I’m still giving myself a little time off. I find my brain is tired as well as my body. I’m not quite ready to bear down and pick out choral anthems for the choir to learn and do at Eucharist. It will come.
I’m finding myself overwhelmed with my own ignorance in a general way. Looking at William James and Isaac Newton and other stuff I realize there is so much to learn and know about. I heard a person say once that one lifetime is not enough, so there was no reason to really try. I always thought that a bit odd. My own preference is to do what I can with the brains and time I have left.
Yesterday afternoon this meant sitting at the organ and seeing how everything would go missing a low Ab/G# in the pedal. It wasn’t hard but it felt a bit like having a tooth missing.
I will transpose a few things for today’s funeral.
In my dream last night, right after my congregation sang my Gloria there were murmurs about it. One choir member sitting in the congregation wanted to talk to me about it. I told him we could discuss it later. I tell myself I don’t care if my congregation sings my setting or not, but apparently it’s on my mind since I’m dreaming about it.

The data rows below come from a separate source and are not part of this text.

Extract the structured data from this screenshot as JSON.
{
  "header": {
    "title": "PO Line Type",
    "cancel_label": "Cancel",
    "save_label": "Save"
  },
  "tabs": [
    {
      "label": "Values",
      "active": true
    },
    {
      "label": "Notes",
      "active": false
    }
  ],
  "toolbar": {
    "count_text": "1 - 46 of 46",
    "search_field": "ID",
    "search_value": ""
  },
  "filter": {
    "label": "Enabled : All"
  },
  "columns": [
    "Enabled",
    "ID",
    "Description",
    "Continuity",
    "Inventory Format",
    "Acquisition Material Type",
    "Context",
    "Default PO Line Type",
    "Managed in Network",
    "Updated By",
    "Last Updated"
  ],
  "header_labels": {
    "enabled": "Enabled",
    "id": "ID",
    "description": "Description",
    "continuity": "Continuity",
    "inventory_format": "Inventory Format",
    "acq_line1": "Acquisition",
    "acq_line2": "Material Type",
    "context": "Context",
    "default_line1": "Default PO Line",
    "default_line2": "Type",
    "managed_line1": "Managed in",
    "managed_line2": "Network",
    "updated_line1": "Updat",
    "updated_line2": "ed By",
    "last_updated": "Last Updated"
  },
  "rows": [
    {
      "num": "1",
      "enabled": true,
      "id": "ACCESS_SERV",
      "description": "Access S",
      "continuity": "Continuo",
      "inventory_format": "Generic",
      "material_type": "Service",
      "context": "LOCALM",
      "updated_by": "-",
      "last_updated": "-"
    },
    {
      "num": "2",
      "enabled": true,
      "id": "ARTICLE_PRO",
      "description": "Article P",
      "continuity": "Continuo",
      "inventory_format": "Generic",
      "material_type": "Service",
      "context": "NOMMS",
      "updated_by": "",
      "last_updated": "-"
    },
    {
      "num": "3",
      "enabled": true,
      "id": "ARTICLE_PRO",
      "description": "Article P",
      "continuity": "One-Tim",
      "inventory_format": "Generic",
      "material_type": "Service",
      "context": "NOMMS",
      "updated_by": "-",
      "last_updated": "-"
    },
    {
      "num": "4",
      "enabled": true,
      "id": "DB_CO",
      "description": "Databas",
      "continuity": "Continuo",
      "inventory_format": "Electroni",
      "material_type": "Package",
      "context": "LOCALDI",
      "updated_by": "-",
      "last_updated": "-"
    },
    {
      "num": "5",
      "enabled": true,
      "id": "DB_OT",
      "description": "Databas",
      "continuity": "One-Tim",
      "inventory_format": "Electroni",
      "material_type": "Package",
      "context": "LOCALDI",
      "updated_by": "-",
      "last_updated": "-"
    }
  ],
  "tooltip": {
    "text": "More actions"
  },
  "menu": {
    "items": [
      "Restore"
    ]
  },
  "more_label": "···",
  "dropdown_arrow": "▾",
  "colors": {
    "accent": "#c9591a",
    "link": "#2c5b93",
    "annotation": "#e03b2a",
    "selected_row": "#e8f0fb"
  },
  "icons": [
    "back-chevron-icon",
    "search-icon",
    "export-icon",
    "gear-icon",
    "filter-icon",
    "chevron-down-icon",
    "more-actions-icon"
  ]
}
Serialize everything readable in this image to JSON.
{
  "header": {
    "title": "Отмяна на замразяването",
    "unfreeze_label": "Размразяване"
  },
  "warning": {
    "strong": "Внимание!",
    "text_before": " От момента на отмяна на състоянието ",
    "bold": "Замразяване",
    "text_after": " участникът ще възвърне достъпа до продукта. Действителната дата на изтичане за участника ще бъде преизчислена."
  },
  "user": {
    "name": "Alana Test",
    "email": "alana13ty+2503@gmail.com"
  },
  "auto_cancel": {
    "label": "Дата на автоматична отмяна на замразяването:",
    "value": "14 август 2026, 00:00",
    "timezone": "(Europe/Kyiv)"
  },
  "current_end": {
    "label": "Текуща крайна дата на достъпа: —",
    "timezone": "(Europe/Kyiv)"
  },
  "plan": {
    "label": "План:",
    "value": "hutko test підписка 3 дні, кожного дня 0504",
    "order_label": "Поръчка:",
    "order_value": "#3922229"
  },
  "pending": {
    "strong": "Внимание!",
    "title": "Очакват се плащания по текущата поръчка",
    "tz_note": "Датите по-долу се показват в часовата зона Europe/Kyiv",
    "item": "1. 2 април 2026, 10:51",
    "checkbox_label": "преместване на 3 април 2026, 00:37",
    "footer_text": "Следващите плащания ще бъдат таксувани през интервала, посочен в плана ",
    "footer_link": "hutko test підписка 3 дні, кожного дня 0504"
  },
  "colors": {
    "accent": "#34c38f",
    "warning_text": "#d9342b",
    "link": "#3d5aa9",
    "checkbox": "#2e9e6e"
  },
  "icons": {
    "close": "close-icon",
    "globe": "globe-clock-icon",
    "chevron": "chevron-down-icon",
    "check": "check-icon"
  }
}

For some reason after practicing upcoming stuff, I got caught up in Bach’s little Neumeister collection of chorale preludes for organ discovered some years back. They are a product of the youthful Bach. There are no pieces that jump out as wonderful, but still they are good to play. I played through the first ten of them yesterday in Joy’s old copy noticing that she had learned (or at least marked up) a couple of them.
I say they were discovered some years back, but they actually came to light a couple of years before I moved here in 1987.
Yesterday I was updating my Goodreads currently reading page. When I searched for A Skeleton Key to Finnegans Wake, the book I am using to help me read this difficult work, I discovered that it has a new improved edition. Reading through some of the comments I also discovered there is a much more detailed study guide available called Annotations to Finnegans Wake by Roland McHugh.
After visiting Mom yesterday Eileen and I came home and she went immediately to work at her loom. I decided to go the college library and check out McHugh commentary. I did this. I looked for the updated Skeleton Key but Hope buy valium japan didn’t own it.
This morning I tried to use the McHugh a bit with the section of Finnegans Wake I am currently reading. I find it a bit frustrating that my copy isn’t the exact pagination of both the McHugh and Skeleton Key. But it’s not that hard to find the corresponding passages between the book and the reference books.
McHugh makes clear that his book and the Skeleton key proceed in the order of the book as opposed to so many studies that are arranged alphabetically.
I have been feeling more and more confident in my ability to read Finnegans Wake.
Reference books are useful, but the fun and the beauty is in reading Joyce’s prickly prose aloud. The reference books have helped me in that they often confirm my own understandings. Sometimes I have to wonder if they miss the point or if I see something different in the book. But that’s the fun part.
This morning I tried to use the McHugh in the way it is designed. One is supposed to lay the reference book next to Joyce’s book and glance back and forth. I found this very slow and cumbersome this morning. Also, although there is a wealth of detailed information in McHugh it hasn’t struck me as any more helpful than Campbell’s bird’s eye view.
In fact using them both is probably the ticket.
I continue to read Donald Hall’s delightful essays.
I like his take on “sharing.”
After a poet friend performed in Mississippi one winter, a man handed her a heavy box of typewriter paper, saying, ‘I want to share my poems with you.’ When she glanced through ‘Verses of a Sergeant Major, Ret.’ she found it unreadable. Telling me about it, she asserted that ‘share’ has become a verb of assault disguised as magnanimity. ‘Unless you read my poems, I will gouge your eyes out.’
This seems applicable to the Facebook use of the word, eh?
And then there’s this.
Interviewing T. S. Eliot, I saved my cheekiest question for last. ‘Do you know you’re any good?’ His revised and printed response was formal, but in person he was abrupt: ‘Heavens no! Do you? Nobody intelligent knows if he’s any good.’
All these are from the ebook of Hall’s Essays After Eighty.
This struck me as bizarre. Yesterday in the NYT there was an article about the returning pollution in Beijing which had been temporarily interrupted for the big parade presumably by the shutting down of factories.